__Your goal__
Leaving out the images, please output every entry exactly as it appears.

--- Given records ---

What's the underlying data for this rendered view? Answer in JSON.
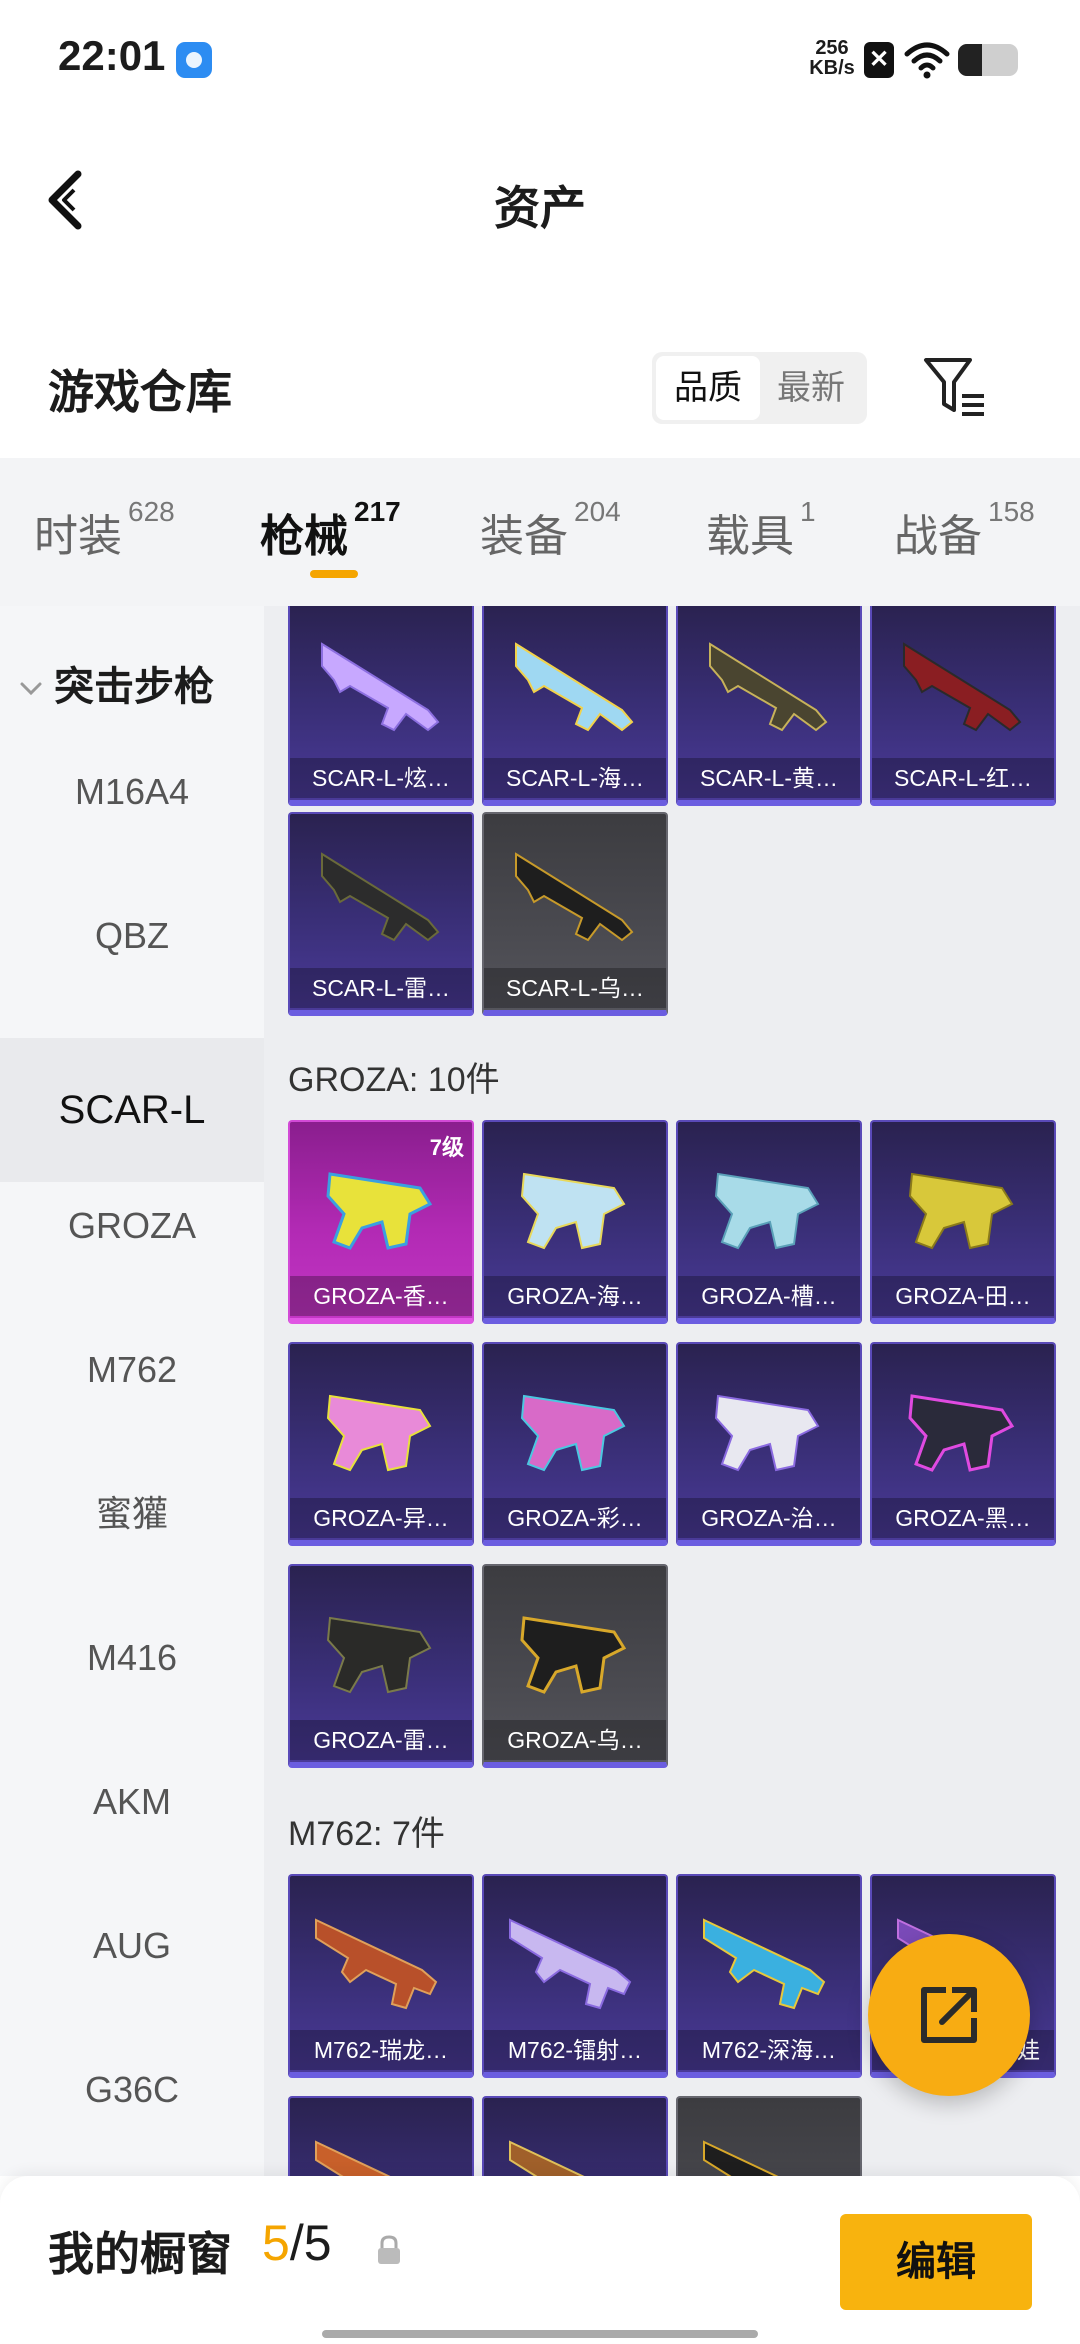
{
  "status_bar": {
    "time": "22:01",
    "net_speed_value": "256",
    "net_speed_unit": "KB/s",
    "battery_level": 0.4
  },
  "header": {
    "title": "资产"
  },
  "warehouse": {
    "title": "游戏仓库",
    "sort_quality": "品质",
    "sort_newest": "最新"
  },
  "tabs": [
    {
      "label": "时装",
      "count": "628"
    },
    {
      "label": "枪械",
      "count": "217"
    },
    {
      "label": "装备",
      "count": "204"
    },
    {
      "label": "载具",
      "count": "1"
    },
    {
      "label": "战备",
      "count": "158"
    }
  ],
  "sidebar": {
    "category": "突击步枪",
    "items": [
      "M16A4",
      "QBZ",
      "SCAR-L",
      "GROZA",
      "M762",
      "蜜獾",
      "M416",
      "AKM",
      "AUG",
      "G36C"
    ]
  },
  "scar": {
    "items": [
      "SCAR-L-炫…",
      "SCAR-L-海…",
      "SCAR-L-黄…",
      "SCAR-L-红…",
      "SCAR-L-雷…",
      "SCAR-L-乌…"
    ]
  },
  "groza": {
    "title": "GROZA: 10件",
    "level_badge": "7级",
    "items": [
      "GROZA-香…",
      "GROZA-海…",
      "GROZA-槽…",
      "GROZA-田…",
      "GROZA-异…",
      "GROZA-彩…",
      "GROZA-治…",
      "GROZA-黑…",
      "GROZA-雷…",
      "GROZA-乌…"
    ]
  },
  "m762": {
    "title": "M762: 7件",
    "items": [
      "M762-瑞龙…",
      "M762-镭射…",
      "M762-深海…",
      "娃"
    ]
  },
  "colors": {
    "accent": "#f5a500",
    "card_purple": "#3a2f78",
    "card_gray": "#4a4a50",
    "card_pink": "#b22ab4"
  },
  "bottom": {
    "label": "我的橱窗",
    "current": "5",
    "total": "/5",
    "edit": "编辑"
  }
}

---

__Task solution__
What's the underlying data for this rendered view? Answer in JSON.
{
  "status_bar": {
    "time": "22:01",
    "net_speed_value": "256",
    "net_speed_unit": "KB/s",
    "battery_level": 0.4
  },
  "header": {
    "title": "资产"
  },
  "warehouse": {
    "title": "游戏仓库",
    "sort_quality": "品质",
    "sort_newest": "最新"
  },
  "tabs": [
    {
      "label": "时装",
      "count": "628"
    },
    {
      "label": "枪械",
      "count": "217"
    },
    {
      "label": "装备",
      "count": "204"
    },
    {
      "label": "载具",
      "count": "1"
    },
    {
      "label": "战备",
      "count": "158"
    }
  ],
  "sidebar": {
    "category": "突击步枪",
    "items": [
      "M16A4",
      "QBZ",
      "SCAR-L",
      "GROZA",
      "M762",
      "蜜獾",
      "M416",
      "AKM",
      "AUG",
      "G36C"
    ]
  },
  "scar": {
    "items": [
      "SCAR-L-炫…",
      "SCAR-L-海…",
      "SCAR-L-黄…",
      "SCAR-L-红…",
      "SCAR-L-雷…",
      "SCAR-L-乌…"
    ]
  },
  "groza": {
    "title": "GROZA: 10件",
    "level_badge": "7级",
    "items": [
      "GROZA-香…",
      "GROZA-海…",
      "GROZA-槽…",
      "GROZA-田…",
      "GROZA-异…",
      "GROZA-彩…",
      "GROZA-治…",
      "GROZA-黑…",
      "GROZA-雷…",
      "GROZA-乌…"
    ]
  },
  "m762": {
    "title": "M762: 7件",
    "items": [
      "M762-瑞龙…",
      "M762-镭射…",
      "M762-深海…",
      "娃"
    ]
  },
  "colors": {
    "accent": "#f5a500",
    "card_purple": "#3a2f78",
    "card_gray": "#4a4a50",
    "card_pink": "#b22ab4"
  },
  "bottom": {
    "label": "我的橱窗",
    "current": "5",
    "total": "/5",
    "edit": "编辑"
  }
}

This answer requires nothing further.